The global economy could grow half a percentage point faster next year if households spend some of the huge savings they built up during the coronavirus pandemic, a French economic think-tank said on Wednesday.
With businesses such as restaurants, cinemas and hotels still closed in many countries, many households in developed countries have accumulated far greater savings than normal.
Whether households start spending these savings or sit on them in anticipation of financial challenges ahead is one of the biggest puzzles facing economists and policymakers as they try to figure out how fast economies will recover from the pandemic.
The OFCE think-tank approached the issue by comparing a scenario for major economies where households spend in 2022 a fifth of the extra savings they built up during 2020 and 2021 with a scenario in which they do not.
Under the first scenario, global economic growth was seen at 4.5% next year and under the second it came out at 4.0%, the OFCE said in an update of its global forecasts.
The U.S. economy was seen achieving growth next year of 5.9% under the first scenario and of 3.7% without the boost from savings being spent down.
Germany, Europe’s biggest economy, could see 5.5% growth next year under the first scenario and 4.1% under the second, while French growth would reach 6.0% and 4.3% respectively.

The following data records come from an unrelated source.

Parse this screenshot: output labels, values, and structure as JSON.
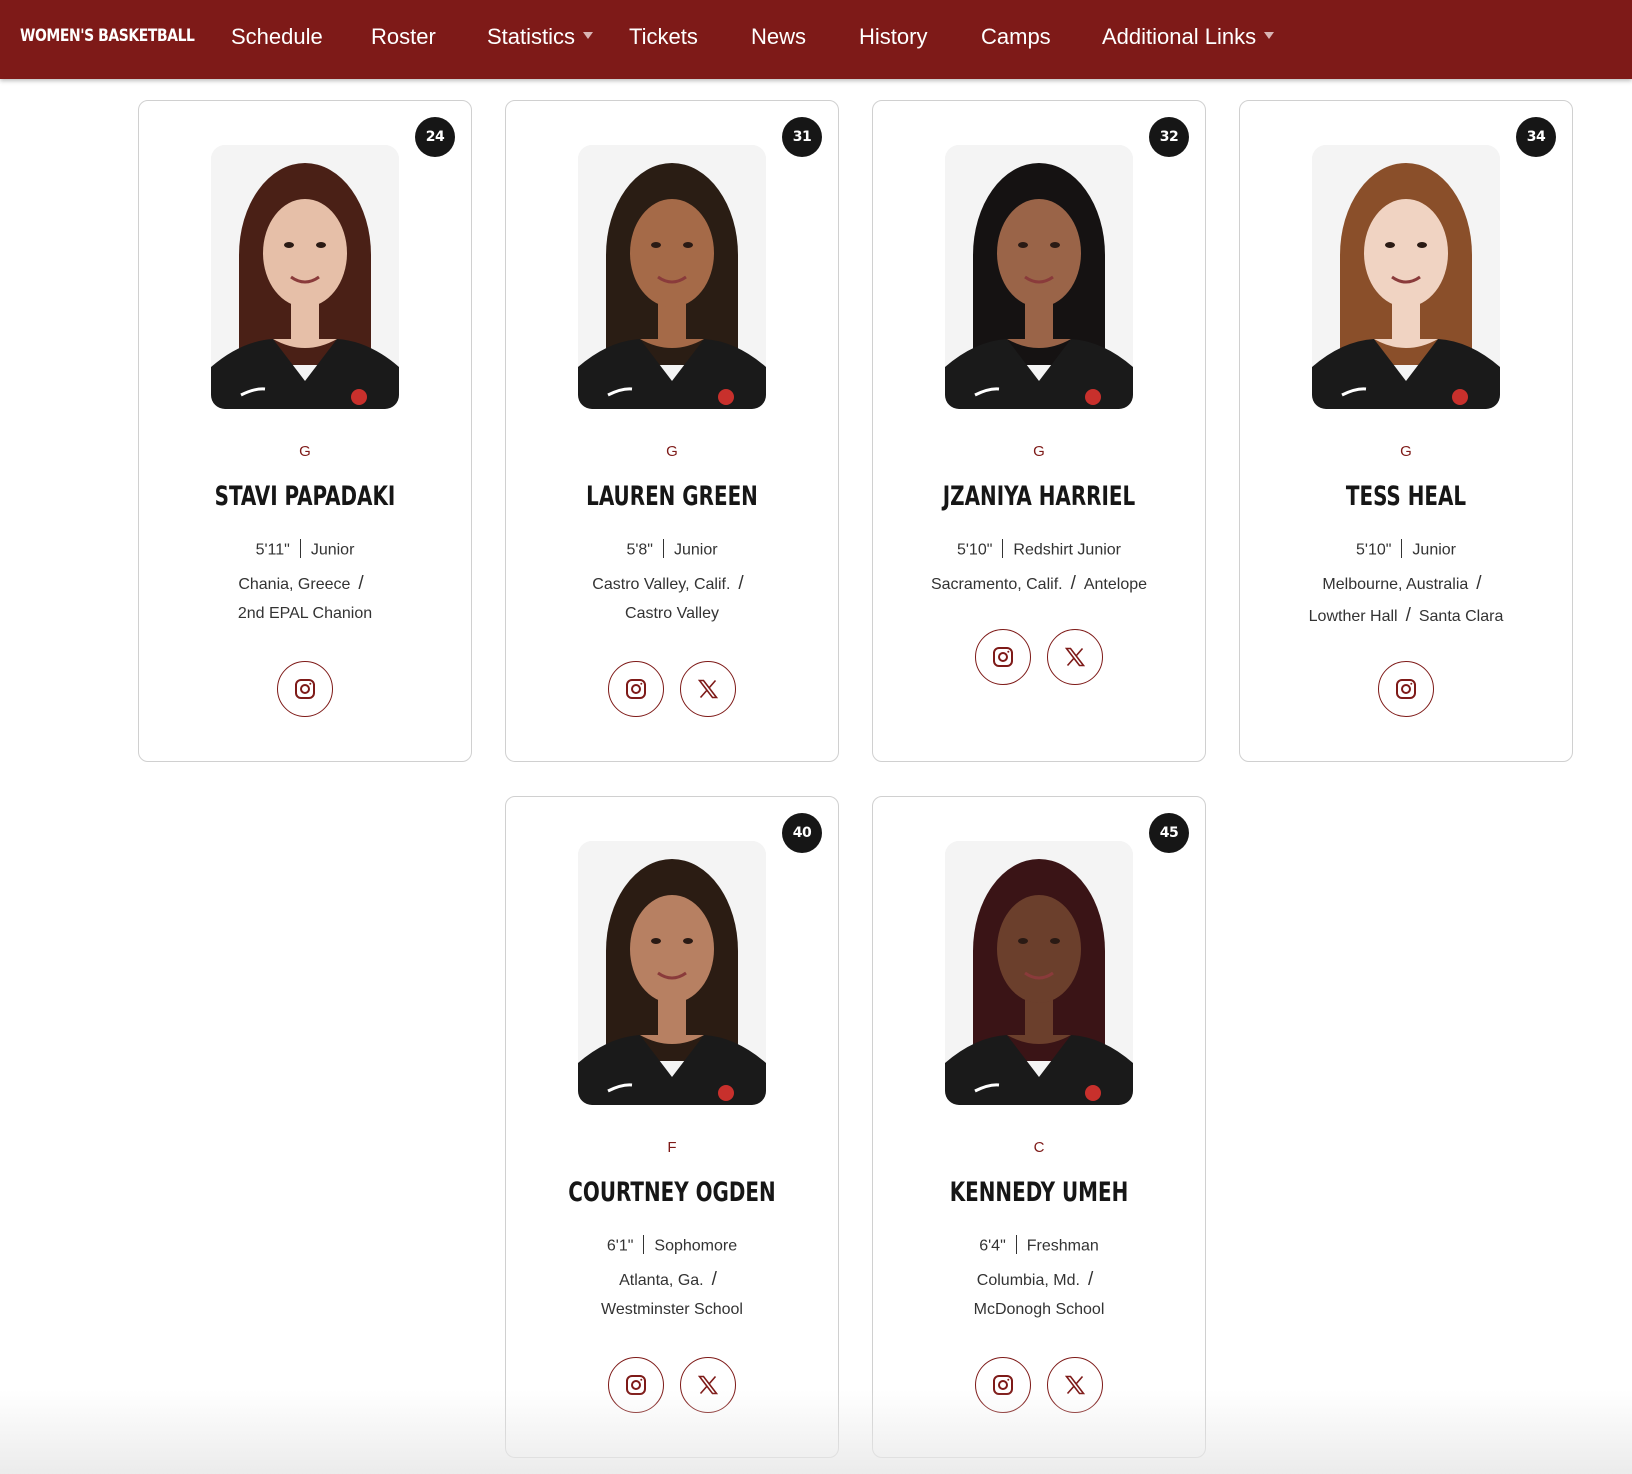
{
  "site": {
    "brand": "WOMEN'S BASKETBALL",
    "accent_color": "#7e1a18",
    "nav": [
      {
        "label": "Schedule",
        "has_dropdown": false
      },
      {
        "label": "Roster",
        "has_dropdown": false
      },
      {
        "label": "Statistics",
        "has_dropdown": true
      },
      {
        "label": "Tickets",
        "has_dropdown": false
      },
      {
        "label": "News",
        "has_dropdown": false
      },
      {
        "label": "History",
        "has_dropdown": false
      },
      {
        "label": "Camps",
        "has_dropdown": false
      },
      {
        "label": "Additional Links",
        "has_dropdown": true
      }
    ]
  },
  "players": [
    {
      "number": "24",
      "position": "G",
      "name": "Stavi Papadaki",
      "height": "5'11\"",
      "year": "Junior",
      "hometown": "Chania, Greece",
      "school": "2nd EPAL Chanion",
      "socials": [
        "instagram-icon"
      ],
      "hair_color": "#4a2016",
      "skin_color": "#e6bfa8"
    },
    {
      "number": "31",
      "position": "G",
      "name": "Lauren Green",
      "height": "5'8\"",
      "year": "Junior",
      "hometown": "Castro Valley, Calif.",
      "school": "Castro Valley",
      "socials": [
        "instagram-icon",
        "x-icon"
      ],
      "hair_color": "#2a1d14",
      "skin_color": "#a56a48"
    },
    {
      "number": "32",
      "position": "G",
      "name": "Jzaniya Harriel",
      "height": "5'10\"",
      "year": "Redshirt Junior",
      "hometown": "Sacramento, Calif.",
      "school": "Antelope",
      "socials": [
        "instagram-icon",
        "x-icon"
      ],
      "hair_color": "#151212",
      "skin_color": "#9a6448"
    },
    {
      "number": "34",
      "position": "G",
      "name": "Tess Heal",
      "height": "5'10\"",
      "year": "Junior",
      "hometown": "Melbourne, Australia",
      "school": "Lowther Hall",
      "school2": "Santa Clara",
      "socials": [
        "instagram-icon"
      ],
      "hair_color": "#8a4f2a",
      "skin_color": "#f0d3c2"
    },
    {
      "number": "40",
      "position": "F",
      "name": "Courtney Ogden",
      "height": "6'1\"",
      "year": "Sophomore",
      "hometown": "Atlanta, Ga.",
      "school": "Westminster School",
      "socials": [
        "instagram-icon",
        "x-icon"
      ],
      "hair_color": "#2b1c13",
      "skin_color": "#b78062"
    },
    {
      "number": "45",
      "position": "C",
      "name": "Kennedy Umeh",
      "height": "6'4\"",
      "year": "Freshman",
      "hometown": "Columbia, Md.",
      "school": "McDonogh School",
      "socials": [
        "instagram-icon",
        "x-icon"
      ],
      "hair_color": "#3a1416",
      "skin_color": "#6b3f2c"
    }
  ]
}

Britain could see growth of 5.0% with a savings drawdown or 3.2% without while Italy was seen at 5.5% and 3.9% respectively.